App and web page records
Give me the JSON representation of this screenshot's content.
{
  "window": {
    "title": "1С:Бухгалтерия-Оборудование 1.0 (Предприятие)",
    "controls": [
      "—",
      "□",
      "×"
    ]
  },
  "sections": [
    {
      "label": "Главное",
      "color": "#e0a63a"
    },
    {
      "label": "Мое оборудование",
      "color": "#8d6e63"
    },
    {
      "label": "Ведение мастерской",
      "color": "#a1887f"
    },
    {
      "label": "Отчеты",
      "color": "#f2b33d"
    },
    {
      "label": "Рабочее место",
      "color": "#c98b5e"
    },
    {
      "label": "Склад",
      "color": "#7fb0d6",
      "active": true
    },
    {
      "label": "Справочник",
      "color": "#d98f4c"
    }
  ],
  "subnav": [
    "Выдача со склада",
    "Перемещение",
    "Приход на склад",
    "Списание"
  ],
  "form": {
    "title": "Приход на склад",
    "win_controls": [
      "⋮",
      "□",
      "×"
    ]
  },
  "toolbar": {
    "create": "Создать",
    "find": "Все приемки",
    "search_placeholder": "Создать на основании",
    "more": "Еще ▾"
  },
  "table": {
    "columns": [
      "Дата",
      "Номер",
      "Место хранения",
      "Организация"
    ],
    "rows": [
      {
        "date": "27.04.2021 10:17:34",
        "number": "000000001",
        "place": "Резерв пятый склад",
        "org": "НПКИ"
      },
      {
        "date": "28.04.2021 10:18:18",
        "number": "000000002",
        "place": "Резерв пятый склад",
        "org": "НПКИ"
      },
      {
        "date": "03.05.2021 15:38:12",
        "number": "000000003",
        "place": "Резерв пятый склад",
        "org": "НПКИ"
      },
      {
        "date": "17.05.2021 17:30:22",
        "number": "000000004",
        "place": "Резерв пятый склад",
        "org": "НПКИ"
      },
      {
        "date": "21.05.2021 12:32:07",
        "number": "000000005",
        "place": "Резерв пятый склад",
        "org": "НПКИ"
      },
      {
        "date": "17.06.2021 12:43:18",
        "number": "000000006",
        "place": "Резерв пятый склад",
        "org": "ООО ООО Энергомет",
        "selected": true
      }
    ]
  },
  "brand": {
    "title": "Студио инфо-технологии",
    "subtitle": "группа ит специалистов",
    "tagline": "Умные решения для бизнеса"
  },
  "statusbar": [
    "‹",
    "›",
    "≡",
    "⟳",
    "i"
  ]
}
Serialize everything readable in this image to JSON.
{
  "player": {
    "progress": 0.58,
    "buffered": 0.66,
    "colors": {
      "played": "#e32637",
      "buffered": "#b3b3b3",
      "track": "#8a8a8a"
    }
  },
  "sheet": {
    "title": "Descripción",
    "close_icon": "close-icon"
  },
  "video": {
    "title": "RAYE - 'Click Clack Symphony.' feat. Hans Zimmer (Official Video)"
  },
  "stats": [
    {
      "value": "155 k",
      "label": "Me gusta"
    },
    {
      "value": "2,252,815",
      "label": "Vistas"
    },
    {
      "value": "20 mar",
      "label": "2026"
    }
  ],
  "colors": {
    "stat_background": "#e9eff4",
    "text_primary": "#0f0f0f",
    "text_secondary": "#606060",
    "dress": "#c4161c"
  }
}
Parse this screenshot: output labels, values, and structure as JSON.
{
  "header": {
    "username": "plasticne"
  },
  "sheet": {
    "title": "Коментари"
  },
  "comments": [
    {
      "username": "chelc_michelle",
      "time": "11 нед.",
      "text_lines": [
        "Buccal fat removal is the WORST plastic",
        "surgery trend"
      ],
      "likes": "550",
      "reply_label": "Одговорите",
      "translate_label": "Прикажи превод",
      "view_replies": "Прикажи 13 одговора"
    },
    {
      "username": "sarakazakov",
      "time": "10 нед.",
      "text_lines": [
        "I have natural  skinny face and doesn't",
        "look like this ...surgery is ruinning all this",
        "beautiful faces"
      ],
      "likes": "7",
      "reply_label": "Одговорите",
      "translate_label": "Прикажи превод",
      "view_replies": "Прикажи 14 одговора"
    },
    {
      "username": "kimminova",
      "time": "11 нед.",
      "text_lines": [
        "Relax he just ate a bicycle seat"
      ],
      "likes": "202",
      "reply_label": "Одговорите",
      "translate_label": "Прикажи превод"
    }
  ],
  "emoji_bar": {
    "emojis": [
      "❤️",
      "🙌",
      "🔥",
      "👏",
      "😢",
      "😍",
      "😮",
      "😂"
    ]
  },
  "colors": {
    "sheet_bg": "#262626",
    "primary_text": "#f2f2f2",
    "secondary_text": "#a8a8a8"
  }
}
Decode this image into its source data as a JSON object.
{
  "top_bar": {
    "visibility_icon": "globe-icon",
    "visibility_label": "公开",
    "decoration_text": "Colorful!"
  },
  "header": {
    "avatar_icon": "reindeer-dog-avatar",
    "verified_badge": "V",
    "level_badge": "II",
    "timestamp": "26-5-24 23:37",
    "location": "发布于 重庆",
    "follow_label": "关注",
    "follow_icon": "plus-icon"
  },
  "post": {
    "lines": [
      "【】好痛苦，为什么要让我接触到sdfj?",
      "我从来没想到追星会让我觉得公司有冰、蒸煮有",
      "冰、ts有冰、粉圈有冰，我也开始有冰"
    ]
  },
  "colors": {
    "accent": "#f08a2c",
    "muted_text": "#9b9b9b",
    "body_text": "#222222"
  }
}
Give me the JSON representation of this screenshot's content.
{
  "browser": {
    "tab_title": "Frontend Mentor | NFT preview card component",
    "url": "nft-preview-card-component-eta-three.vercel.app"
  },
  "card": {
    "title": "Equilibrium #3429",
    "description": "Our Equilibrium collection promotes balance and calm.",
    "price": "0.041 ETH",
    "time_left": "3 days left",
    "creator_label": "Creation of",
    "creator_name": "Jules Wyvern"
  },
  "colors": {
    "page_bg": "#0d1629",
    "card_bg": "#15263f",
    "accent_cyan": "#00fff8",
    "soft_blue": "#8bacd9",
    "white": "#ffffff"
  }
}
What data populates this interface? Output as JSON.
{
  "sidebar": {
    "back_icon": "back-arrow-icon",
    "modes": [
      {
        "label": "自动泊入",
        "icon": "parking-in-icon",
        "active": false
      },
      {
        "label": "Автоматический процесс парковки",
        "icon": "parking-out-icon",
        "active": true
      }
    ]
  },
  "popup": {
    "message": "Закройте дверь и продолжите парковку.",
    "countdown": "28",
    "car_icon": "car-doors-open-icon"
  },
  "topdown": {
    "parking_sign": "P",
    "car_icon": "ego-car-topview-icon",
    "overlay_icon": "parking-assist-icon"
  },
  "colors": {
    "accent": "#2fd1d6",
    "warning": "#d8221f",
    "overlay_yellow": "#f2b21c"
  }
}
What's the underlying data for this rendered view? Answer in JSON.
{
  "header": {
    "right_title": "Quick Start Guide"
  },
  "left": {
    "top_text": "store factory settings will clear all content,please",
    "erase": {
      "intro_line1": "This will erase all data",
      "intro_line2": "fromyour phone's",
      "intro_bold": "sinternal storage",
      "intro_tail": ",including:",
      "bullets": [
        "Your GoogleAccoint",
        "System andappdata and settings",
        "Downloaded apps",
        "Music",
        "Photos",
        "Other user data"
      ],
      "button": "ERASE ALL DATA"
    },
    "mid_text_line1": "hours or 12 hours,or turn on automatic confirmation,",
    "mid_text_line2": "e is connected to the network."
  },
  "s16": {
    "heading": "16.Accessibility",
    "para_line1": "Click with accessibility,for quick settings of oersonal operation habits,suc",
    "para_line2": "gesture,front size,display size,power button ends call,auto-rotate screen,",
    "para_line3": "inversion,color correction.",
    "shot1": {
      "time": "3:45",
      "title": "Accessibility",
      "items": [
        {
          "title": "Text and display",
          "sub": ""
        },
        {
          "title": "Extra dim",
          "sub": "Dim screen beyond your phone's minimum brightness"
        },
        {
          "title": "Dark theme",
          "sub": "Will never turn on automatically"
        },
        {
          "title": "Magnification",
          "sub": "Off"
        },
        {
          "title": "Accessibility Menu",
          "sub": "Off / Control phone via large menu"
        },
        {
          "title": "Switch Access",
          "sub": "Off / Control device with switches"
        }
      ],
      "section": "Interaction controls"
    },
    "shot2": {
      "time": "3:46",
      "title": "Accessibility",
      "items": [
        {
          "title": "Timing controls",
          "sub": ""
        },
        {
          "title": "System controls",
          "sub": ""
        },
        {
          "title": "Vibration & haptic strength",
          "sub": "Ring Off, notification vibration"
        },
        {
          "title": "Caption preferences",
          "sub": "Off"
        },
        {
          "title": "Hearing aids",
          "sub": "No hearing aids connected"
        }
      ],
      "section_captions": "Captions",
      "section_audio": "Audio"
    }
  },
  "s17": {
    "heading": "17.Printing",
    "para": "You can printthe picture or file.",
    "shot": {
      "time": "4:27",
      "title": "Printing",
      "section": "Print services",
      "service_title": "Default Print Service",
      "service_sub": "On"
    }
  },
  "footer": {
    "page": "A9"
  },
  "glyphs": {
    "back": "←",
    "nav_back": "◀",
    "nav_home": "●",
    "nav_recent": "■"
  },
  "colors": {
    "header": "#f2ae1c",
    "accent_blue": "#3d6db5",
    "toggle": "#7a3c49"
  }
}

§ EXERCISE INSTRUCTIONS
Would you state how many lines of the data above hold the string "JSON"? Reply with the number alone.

§ EXERCISE ANSWER
7